■ DESCRIPTION OF THE TASK:
All of the data should be output character for character, except the pictures.

■ SOURCE MATERIAL:
========

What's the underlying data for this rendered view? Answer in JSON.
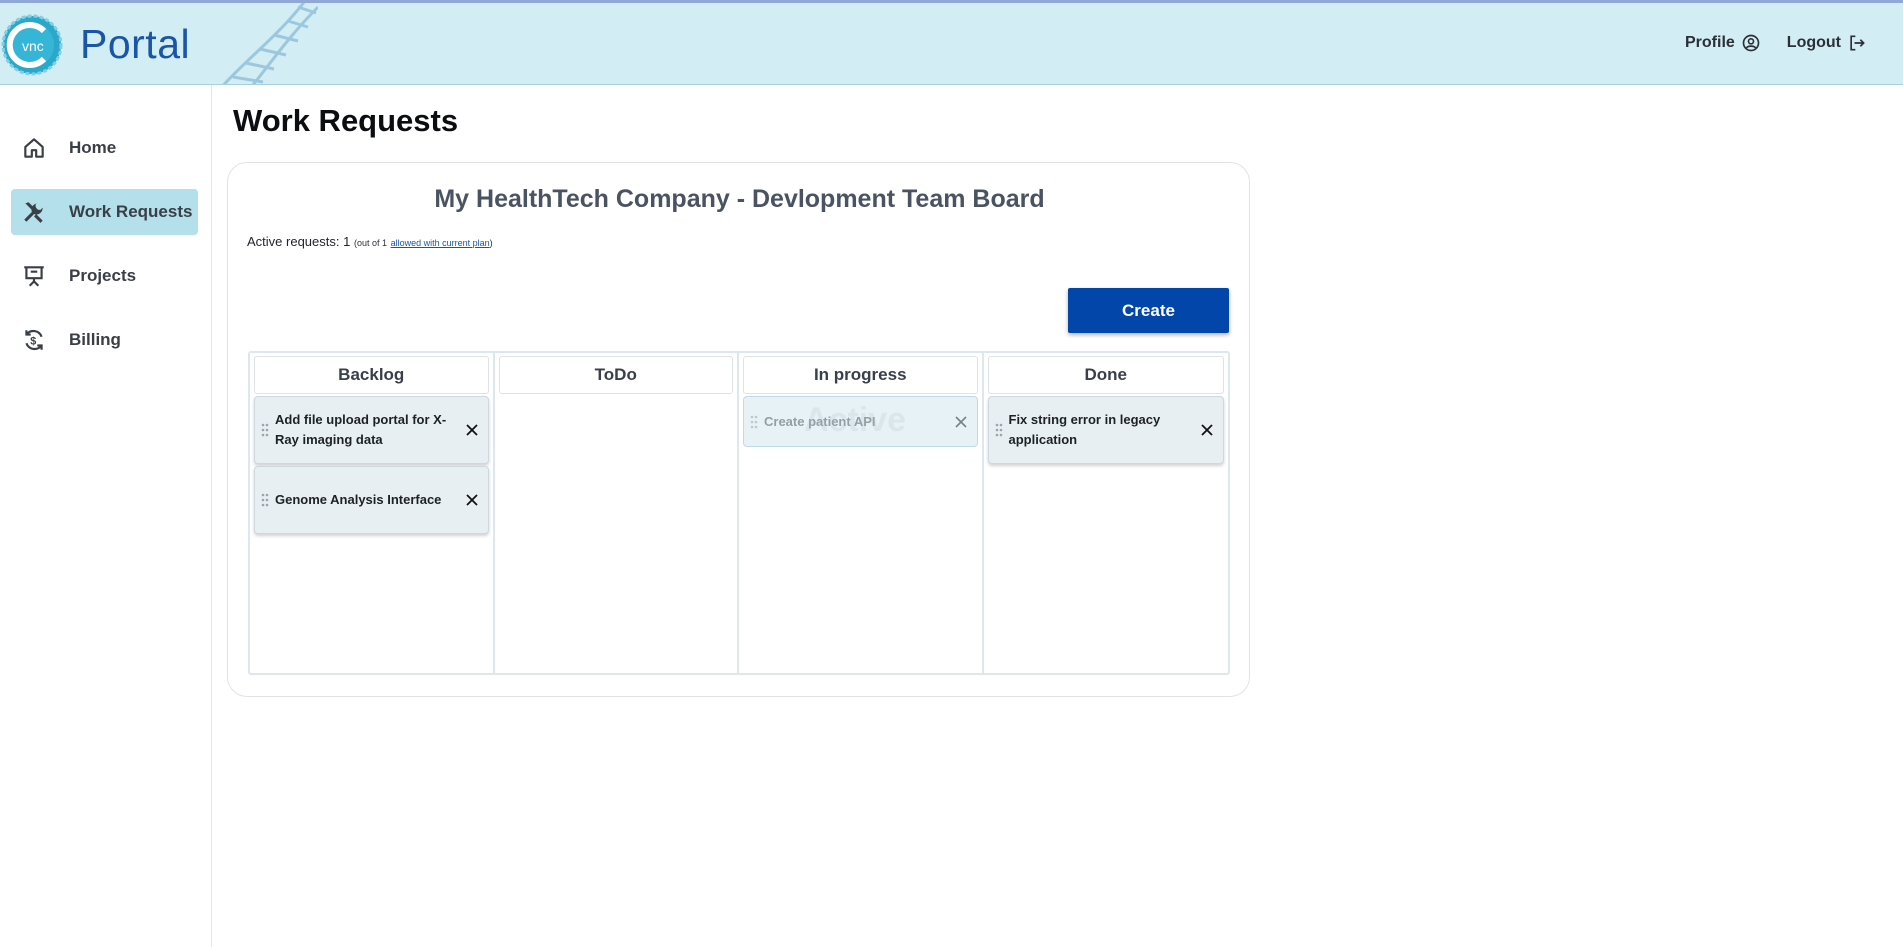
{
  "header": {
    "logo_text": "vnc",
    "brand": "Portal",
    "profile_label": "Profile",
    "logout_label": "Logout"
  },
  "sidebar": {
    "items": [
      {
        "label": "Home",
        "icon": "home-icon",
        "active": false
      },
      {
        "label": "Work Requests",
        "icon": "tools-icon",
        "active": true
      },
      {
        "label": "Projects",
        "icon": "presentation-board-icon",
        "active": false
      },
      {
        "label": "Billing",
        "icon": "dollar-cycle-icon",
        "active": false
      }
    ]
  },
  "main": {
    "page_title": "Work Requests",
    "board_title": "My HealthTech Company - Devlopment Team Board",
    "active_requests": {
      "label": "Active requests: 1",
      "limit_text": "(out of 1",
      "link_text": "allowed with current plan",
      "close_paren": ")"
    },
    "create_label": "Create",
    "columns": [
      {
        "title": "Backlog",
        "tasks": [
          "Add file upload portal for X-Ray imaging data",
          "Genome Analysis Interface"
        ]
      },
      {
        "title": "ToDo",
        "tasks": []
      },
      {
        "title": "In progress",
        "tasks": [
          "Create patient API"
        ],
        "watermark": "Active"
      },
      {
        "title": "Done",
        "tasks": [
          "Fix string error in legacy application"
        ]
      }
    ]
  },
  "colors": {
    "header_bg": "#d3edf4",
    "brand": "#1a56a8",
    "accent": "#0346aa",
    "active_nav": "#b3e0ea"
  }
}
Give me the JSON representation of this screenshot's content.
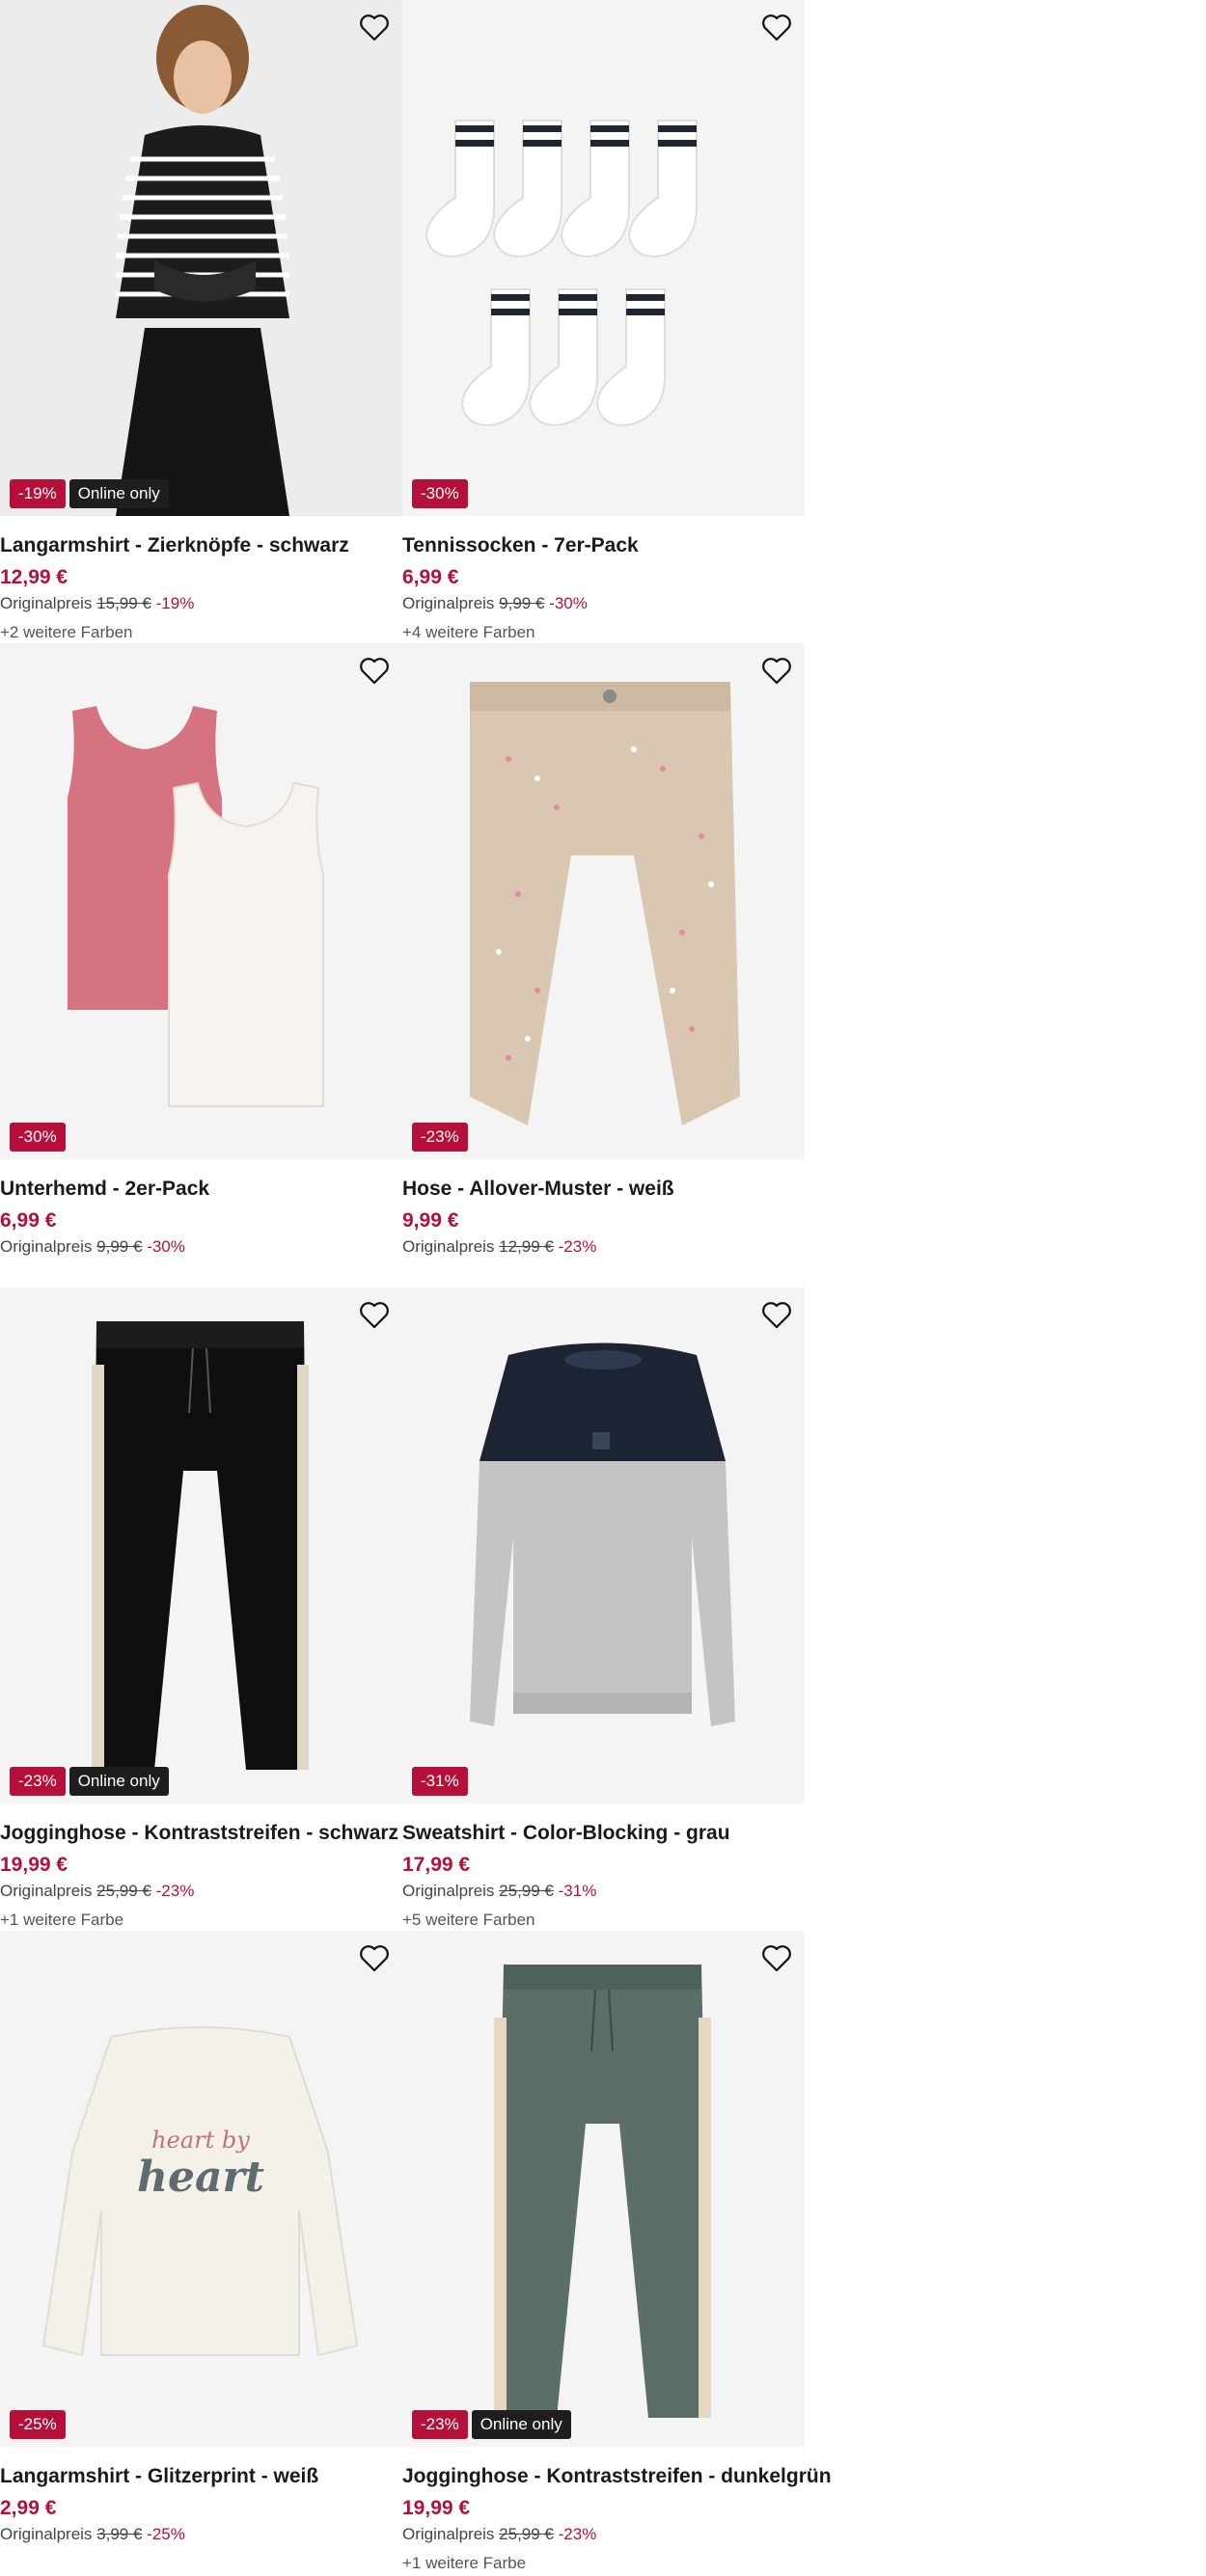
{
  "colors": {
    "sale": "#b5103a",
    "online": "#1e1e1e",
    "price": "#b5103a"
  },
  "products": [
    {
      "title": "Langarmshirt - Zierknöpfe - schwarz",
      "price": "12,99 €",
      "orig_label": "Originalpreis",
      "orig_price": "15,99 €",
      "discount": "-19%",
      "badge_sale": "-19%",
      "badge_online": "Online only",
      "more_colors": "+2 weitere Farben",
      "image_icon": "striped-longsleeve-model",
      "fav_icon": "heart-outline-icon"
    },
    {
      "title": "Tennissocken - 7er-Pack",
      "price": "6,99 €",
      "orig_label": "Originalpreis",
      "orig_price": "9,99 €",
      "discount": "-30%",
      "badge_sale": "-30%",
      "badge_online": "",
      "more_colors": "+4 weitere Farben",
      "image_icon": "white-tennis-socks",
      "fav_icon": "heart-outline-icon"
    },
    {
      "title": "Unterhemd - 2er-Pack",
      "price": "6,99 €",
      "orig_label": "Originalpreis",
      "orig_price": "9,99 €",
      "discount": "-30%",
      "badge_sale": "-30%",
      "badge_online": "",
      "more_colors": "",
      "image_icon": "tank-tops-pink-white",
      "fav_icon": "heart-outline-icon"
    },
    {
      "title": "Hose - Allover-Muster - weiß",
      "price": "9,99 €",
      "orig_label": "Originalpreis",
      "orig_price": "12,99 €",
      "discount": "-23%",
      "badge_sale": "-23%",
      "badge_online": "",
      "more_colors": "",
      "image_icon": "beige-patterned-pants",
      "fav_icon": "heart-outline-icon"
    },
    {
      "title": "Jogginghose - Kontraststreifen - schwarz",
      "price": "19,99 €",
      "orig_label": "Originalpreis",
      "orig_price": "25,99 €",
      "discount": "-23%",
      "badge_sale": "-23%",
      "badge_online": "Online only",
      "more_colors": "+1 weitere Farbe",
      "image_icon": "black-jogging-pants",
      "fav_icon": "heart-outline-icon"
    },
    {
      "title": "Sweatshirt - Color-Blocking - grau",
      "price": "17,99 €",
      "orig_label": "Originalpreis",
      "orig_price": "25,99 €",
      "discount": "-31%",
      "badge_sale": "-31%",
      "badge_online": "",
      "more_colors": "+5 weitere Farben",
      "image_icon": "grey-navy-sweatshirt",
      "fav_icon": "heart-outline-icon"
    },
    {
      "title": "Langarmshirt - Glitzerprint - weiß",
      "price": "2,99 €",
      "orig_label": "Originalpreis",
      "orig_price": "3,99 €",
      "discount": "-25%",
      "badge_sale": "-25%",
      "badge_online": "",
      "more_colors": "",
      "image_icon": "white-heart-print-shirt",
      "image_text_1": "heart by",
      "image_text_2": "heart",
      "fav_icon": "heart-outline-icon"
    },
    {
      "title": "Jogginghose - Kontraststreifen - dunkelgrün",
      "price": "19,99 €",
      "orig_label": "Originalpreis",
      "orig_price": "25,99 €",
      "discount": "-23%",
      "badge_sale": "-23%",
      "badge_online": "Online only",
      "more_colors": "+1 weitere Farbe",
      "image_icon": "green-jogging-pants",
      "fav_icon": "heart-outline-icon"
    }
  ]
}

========

■ SOLUTION TO THE EXERCISE:
What's the underlying data for this rendered view? Answer in JSON.
{
  "header": {
    "logo_text": "vnc",
    "brand": "Portal",
    "profile_label": "Profile",
    "logout_label": "Logout"
  },
  "sidebar": {
    "items": [
      {
        "label": "Home",
        "icon": "home-icon",
        "active": false
      },
      {
        "label": "Work Requests",
        "icon": "tools-icon",
        "active": true
      },
      {
        "label": "Projects",
        "icon": "presentation-board-icon",
        "active": false
      },
      {
        "label": "Billing",
        "icon": "dollar-cycle-icon",
        "active": false
      }
    ]
  },
  "main": {
    "page_title": "Work Requests",
    "board_title": "My HealthTech Company - Devlopment Team Board",
    "active_requests": {
      "label": "Active requests: 1",
      "limit_text": "(out of 1",
      "link_text": "allowed with current plan",
      "close_paren": ")"
    },
    "create_label": "Create",
    "columns": [
      {
        "title": "Backlog",
        "tasks": [
          "Add file upload portal for X-Ray imaging data",
          "Genome Analysis Interface"
        ]
      },
      {
        "title": "ToDo",
        "tasks": []
      },
      {
        "title": "In progress",
        "tasks": [
          "Create patient API"
        ],
        "watermark": "Active"
      },
      {
        "title": "Done",
        "tasks": [
          "Fix string error in legacy application"
        ]
      }
    ]
  },
  "colors": {
    "header_bg": "#d3edf4",
    "brand": "#1a56a8",
    "accent": "#0346aa",
    "active_nav": "#b3e0ea"
  }
}
Give me the JSON representation of this screenshot's content.
{
  "colors": {
    "sale": "#b5103a",
    "online": "#1e1e1e",
    "price": "#b5103a"
  },
  "products": [
    {
      "title": "Langarmshirt - Zierknöpfe - schwarz",
      "price": "12,99 €",
      "orig_label": "Originalpreis",
      "orig_price": "15,99 €",
      "discount": "-19%",
      "badge_sale": "-19%",
      "badge_online": "Online only",
      "more_colors": "+2 weitere Farben",
      "image_icon": "striped-longsleeve-model",
      "fav_icon": "heart-outline-icon"
    },
    {
      "title": "Tennissocken - 7er-Pack",
      "price": "6,99 €",
      "orig_label": "Originalpreis",
      "orig_price": "9,99 €",
      "discount": "-30%",
      "badge_sale": "-30%",
      "badge_online": "",
      "more_colors": "+4 weitere Farben",
      "image_icon": "white-tennis-socks",
      "fav_icon": "heart-outline-icon"
    },
    {
      "title": "Unterhemd - 2er-Pack",
      "price": "6,99 €",
      "orig_label": "Originalpreis",
      "orig_price": "9,99 €",
      "discount": "-30%",
      "badge_sale": "-30%",
      "badge_online": "",
      "more_colors": "",
      "image_icon": "tank-tops-pink-white",
      "fav_icon": "heart-outline-icon"
    },
    {
      "title": "Hose - Allover-Muster - weiß",
      "price": "9,99 €",
      "orig_label": "Originalpreis",
      "orig_price": "12,99 €",
      "discount": "-23%",
      "badge_sale": "-23%",
      "badge_online": "",
      "more_colors": "",
      "image_icon": "beige-patterned-pants",
      "fav_icon": "heart-outline-icon"
    },
    {
      "title": "Jogginghose - Kontraststreifen - schwarz",
      "price": "19,99 €",
      "orig_label": "Originalpreis",
      "orig_price": "25,99 €",
      "discount": "-23%",
      "badge_sale": "-23%",
      "badge_online": "Online only",
      "more_colors": "+1 weitere Farbe",
      "image_icon": "black-jogging-pants",
      "fav_icon": "heart-outline-icon"
    },
    {
      "title": "Sweatshirt - Color-Blocking - grau",
      "price": "17,99 €",
      "orig_label": "Originalpreis",
      "orig_price": "25,99 €",
      "discount": "-31%",
      "badge_sale": "-31%",
      "badge_online": "",
      "more_colors": "+5 weitere Farben",
      "image_icon": "grey-navy-sweatshirt",
      "fav_icon": "heart-outline-icon"
    },
    {
      "title": "Langarmshirt - Glitzerprint - weiß",
      "price": "2,99 €",
      "orig_label": "Originalpreis",
      "orig_price": "3,99 €",
      "discount": "-25%",
      "badge_sale": "-25%",
      "badge_online": "",
      "more_colors": "",
      "image_icon": "white-heart-print-shirt",
      "image_text_1": "heart by",
      "image_text_2": "heart",
      "fav_icon": "heart-outline-icon"
    },
    {
      "title": "Jogginghose - Kontraststreifen - dunkelgrün",
      "price": "19,99 €",
      "orig_label": "Originalpreis",
      "orig_price": "25,99 €",
      "discount": "-23%",
      "badge_sale": "-23%",
      "badge_online": "Online only",
      "more_colors": "+1 weitere Farbe",
      "image_icon": "green-jogging-pants",
      "fav_icon": "heart-outline-icon"
    }
  ]
}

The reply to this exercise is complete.